Mary, the daughter of a Polish WWII orphan, spent seven years making the film, which I’ve written about here and here.  Obviously, her interest in Poland is longstanding, and so is her appreciation for Irena Sendler, who became a personal friend.

This is the first part from an interview with Mary on October 28, in Piggott Hall, after the Stanford screening of her film.

CH:  How did your mother inform your understanding about wartime Poland?

MS: She had survived the war in Warsaw.  Everyone else in her family had been killed. She was rounded up when she was about 14 or 15 and sent to a subcamp of Buchenwald, and that’s where she spent the rest of her adolescence.  After that she was taken in by various convents and refugee centers.

I knew how devastating that experience of the war had been on the people of Warsaw and I knew how hard it was for children.

I was also very much aware of the great fondness she had for these social workers in Warsaw were who were, from the very beginning, organizing help and soup kitchens and waiting on train platforms and trying to bribe German guards who were rounding up, at that time in 1939, blonde, blue-eyed children that they were sending to Germany for Germanization.

They turned out to be the same group of women who later had formed a clandestine network to save Jewish children. I thought the whole notion of the power of this group of women, resisting outwitting the Nazis, was fascinating.  I wanted to know more about it, and I was looking for eyewitnesses and people who had survived that experience.

I came across the story of Irena Sendler, which was beginning to be publicized by the school group in Kansas [The “Life in a Jar” project – ED].  I contacted several people in the United States who helped me to get in touch with her in Poland. Then I moved to Poland for four or five months and tried to earn her trust and get her to be willing to speak on camera.

Q:  What was it like filming Irena Sendler?

It was very hard for her to talk to be filmed. She was embarrassed.  She didn’t feel extraordinarily heroic. She didn’t like to recount her memories of the war, but we eventually convinced her to give us some time on camera, mostly because we used the argument that the more women, especially young women, learned about her story and the story of these other women that were part of her network — basically teenage girls — the more people will be inspired toward that kind of moral courage. It was essential for people like her to talk and to recount what actually happened, because so many of the eyewitnesses are passing and  we can’t ever forget how devastating that experience was for the Jewish people, especially in places like Warsaw.

Children of the Warsaw Ghetto, 1942

CH: She mentioned her father toward the end of the film. Could you tell me a little about …
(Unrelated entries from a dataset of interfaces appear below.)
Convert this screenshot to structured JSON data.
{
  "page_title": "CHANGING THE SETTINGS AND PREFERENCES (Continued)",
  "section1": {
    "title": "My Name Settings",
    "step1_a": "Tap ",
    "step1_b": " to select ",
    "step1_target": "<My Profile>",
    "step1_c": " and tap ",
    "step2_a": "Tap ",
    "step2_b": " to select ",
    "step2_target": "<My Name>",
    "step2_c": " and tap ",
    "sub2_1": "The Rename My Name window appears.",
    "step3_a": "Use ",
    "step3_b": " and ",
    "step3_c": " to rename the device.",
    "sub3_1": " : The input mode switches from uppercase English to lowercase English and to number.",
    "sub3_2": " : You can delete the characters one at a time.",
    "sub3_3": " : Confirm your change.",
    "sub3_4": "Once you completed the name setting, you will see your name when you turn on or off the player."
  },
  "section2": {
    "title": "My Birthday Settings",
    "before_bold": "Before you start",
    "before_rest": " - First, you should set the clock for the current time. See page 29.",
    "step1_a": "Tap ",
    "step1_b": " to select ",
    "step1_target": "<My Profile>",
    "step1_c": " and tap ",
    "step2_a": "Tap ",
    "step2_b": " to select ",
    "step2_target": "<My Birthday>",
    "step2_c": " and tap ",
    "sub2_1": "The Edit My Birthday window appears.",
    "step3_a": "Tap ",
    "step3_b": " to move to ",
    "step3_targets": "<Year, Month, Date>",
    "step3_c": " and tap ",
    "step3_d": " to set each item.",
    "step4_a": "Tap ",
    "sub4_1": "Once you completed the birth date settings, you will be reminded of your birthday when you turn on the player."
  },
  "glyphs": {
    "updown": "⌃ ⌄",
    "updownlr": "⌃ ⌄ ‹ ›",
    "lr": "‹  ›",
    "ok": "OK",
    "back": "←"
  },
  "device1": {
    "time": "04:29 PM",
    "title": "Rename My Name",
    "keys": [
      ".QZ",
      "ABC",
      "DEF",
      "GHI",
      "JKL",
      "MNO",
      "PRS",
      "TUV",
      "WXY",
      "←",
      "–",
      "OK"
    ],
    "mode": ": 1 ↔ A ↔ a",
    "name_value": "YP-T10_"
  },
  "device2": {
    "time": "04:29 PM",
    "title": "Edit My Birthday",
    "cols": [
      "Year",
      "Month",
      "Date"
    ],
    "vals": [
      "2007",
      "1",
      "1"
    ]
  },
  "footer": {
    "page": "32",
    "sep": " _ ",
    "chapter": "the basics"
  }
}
MS:  Through centuries of being occupied, Poland disappeared from the map until World War I, divided up between the Austro-Hungarian Empire, the Russian Empire, and Prussia. What had been Poland’s nobility was impoverished over that 200-year period, but they kept their value system.

Irena Sendler’s father and many of the women who participated in the Polish resistance came from this szlachta class, which is basically the impoverished nobility, who were leftist-leaning during this interwar period.  They were for a free and independent Poland, but they were also for socialist, humanitarian values.

This group was pioneering revolutionary techniques in social work between the end of World War I and the beginning of World War II.  They were very advanced in their thinking about personal empowerment and ways to help people, helping the disenfranchised and fighting for more rights for women.

Her father was a doctor who was treating the poor Jews in the village where they lived. Early on in her memories, Sendler remembered her father telling her how important it was to learn about other cultures and also how important it was to help people who were in trouble.

He developed typhus from treating some of these patients and he died when she was nine years old, but she never forgot his memory.

CH:  And she never forgot what he taught her about medicine.

MS:  Right.

More tomorrow… [Part 2, with a youtube video featuring an interview with Irena Sendler, is here. Part 3 is here. Part 4 is here.]